Stored data:
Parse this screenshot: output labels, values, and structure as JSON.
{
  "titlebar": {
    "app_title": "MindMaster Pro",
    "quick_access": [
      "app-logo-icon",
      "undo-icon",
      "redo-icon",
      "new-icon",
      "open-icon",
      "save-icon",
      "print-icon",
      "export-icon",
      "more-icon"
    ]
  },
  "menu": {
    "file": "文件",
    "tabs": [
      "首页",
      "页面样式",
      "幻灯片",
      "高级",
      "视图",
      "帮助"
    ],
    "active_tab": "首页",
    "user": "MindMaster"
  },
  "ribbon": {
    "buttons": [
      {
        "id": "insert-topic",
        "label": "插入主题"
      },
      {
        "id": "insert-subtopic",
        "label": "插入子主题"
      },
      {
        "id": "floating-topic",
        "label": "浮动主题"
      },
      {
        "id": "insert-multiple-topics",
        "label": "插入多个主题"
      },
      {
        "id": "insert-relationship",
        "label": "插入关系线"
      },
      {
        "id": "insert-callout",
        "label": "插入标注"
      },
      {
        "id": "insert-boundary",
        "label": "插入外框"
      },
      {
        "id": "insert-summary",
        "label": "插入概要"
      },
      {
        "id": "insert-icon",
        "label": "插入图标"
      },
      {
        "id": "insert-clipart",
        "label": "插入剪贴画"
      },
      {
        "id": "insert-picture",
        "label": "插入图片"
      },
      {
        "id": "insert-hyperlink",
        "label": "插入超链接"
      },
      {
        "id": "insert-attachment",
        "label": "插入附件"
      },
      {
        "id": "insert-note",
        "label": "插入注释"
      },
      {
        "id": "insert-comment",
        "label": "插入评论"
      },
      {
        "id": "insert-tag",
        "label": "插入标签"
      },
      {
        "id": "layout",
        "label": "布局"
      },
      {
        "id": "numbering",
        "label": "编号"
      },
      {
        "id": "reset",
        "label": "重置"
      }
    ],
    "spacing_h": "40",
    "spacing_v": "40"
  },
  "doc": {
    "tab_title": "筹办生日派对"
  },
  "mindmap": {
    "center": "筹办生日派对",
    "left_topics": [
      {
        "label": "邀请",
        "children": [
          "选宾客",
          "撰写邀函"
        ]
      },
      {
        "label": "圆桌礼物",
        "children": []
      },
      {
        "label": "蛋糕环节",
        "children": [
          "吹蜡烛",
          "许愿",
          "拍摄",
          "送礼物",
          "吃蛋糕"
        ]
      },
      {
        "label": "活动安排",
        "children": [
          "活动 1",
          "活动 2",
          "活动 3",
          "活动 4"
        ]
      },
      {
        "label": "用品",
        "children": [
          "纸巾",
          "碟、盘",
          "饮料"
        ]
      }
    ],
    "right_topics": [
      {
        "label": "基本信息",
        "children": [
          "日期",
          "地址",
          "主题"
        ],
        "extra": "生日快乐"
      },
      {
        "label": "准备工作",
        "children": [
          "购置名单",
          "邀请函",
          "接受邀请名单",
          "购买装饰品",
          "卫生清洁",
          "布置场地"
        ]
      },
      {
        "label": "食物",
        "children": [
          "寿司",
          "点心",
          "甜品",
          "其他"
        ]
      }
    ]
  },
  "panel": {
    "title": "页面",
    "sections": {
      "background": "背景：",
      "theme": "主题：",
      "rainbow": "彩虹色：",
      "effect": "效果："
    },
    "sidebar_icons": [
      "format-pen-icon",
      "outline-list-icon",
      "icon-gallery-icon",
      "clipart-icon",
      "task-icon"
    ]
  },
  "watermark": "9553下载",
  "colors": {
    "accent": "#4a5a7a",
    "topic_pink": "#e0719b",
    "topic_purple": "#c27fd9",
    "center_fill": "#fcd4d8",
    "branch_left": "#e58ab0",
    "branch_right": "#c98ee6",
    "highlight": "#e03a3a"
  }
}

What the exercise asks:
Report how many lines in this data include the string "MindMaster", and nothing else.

Final answer:
2